Top 3 Tools For the Mobile Office

As computers get smaller and more portable, and wireless internet becomes more and more ubiquitous, it's getting easier and easier to do you job from almost anywhere. A lot of people are working from home - or anyplace else they want - but to make the most of this setup, there are a few tools you should have. Let's take a look at my top 3.

To do this, you're obviously going to need a portable computer of some type. It's kind of a given, but this is going to be my number one item. And to make the most of your portable computer, whatever form it might take - laptop, netbook, iPad, etc. - you'll want to be sure that it has enough power to meet your needs.

If your job is primarily handled through email and the web, almost any portable machine will work. The iPad is the latest and greatest, but a netbook or practically any notebook computer will work equally well. The key is to get something small enough that it's easy to carry around, without being so small that you can't use it effectively.

The second most important tool in my arsenal is my smartphone. I prefer the iPhone, but there are several very good platforms to choose from. Blackberry makes a number of excellent smartphones, as does HTC and other manufacturers who are using Google's Android operating system.

Windows Mobile - soon to be Windows Phone Edition - is another choice in the market, but the platform has become extremely fragmented and has not really kept up with the rest of the market. When Windows Phone 7 is released, this may change but at this point I would stick with one of the other three.

When choosing your smartphone plan, make sure you get enough data included to fully support your use. And if you can get tethering, you'll be able to use your phone as a wireless data connection for your mobile computer anywhere you can get coverage. This is the one thing I don't like about the iPhone - AT&T currently doesn't support tethering.

The third tool I couldn't work without is some kind of cloud-based storage system. My service of choice is Dropbox, but there are a number of others that work very well also. A cloud storage service lets you store your files on the web and access them from various devices.

You can access your files from any computer with an internet connection - Mac, Windows or even Linux - as well as your smartphone, iPad or almost any web-connected device.

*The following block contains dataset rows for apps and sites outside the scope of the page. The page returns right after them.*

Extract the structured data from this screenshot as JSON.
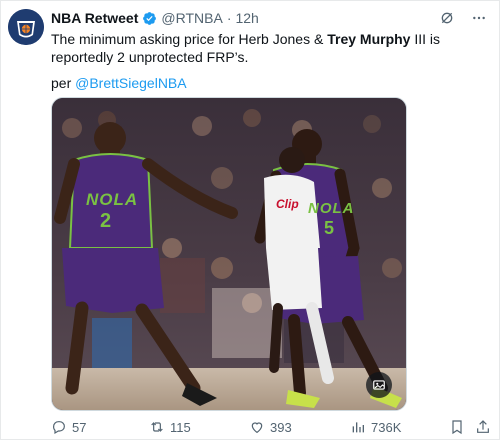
{
  "tweet": {
    "account_name": "NBA Retweet",
    "handle": "@RTNBA",
    "separator": "·",
    "time": "12h",
    "text_part1": "The minimum asking price for Herb Jones & ",
    "text_bold": "Trey Murphy",
    "text_part2": " III is reportedly 2 unprotected FRP’s.",
    "per_prefix": "per ",
    "mention": "@BrettSiegelNBA"
  },
  "photo": {
    "jersey_left_text": "NOLA",
    "jersey_left_number": "2",
    "jersey_right_text": "NOLA",
    "jersey_right_number": "5",
    "opponent_jersey_text": "Clip"
  },
  "actions": {
    "replies": "57",
    "retweets": "115",
    "likes": "393",
    "views": "736K"
  },
  "colors": {
    "accent": "#1d9bf0",
    "text": "#0f1419",
    "muted": "#536471",
    "pelicans_purple": "#4b2a7a",
    "pelicans_green": "#7ac143"
  },
  "icons": {
    "verified": "verified-badge-icon",
    "grok": "grok-icon",
    "more": "more-icon",
    "reply": "reply-icon",
    "retweet": "retweet-icon",
    "like": "heart-icon",
    "views": "views-icon",
    "bookmark": "bookmark-icon",
    "share": "share-icon",
    "media_overlay": "image-edit-icon"
  }
}
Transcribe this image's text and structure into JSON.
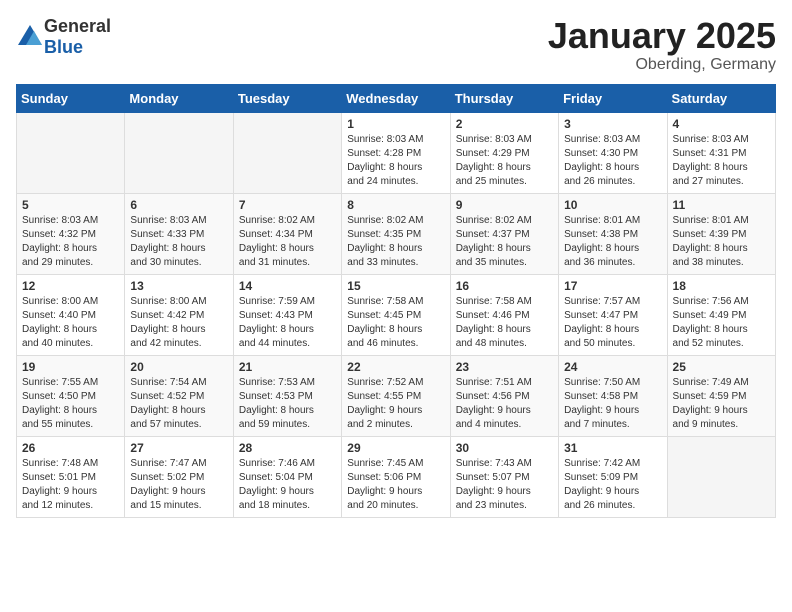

With these three tools, you can be 100% mobile while still fully operational. So when you get the itch to take a spur-of-the-moment trip, you'll be able to be up and running no matter where you happen to be.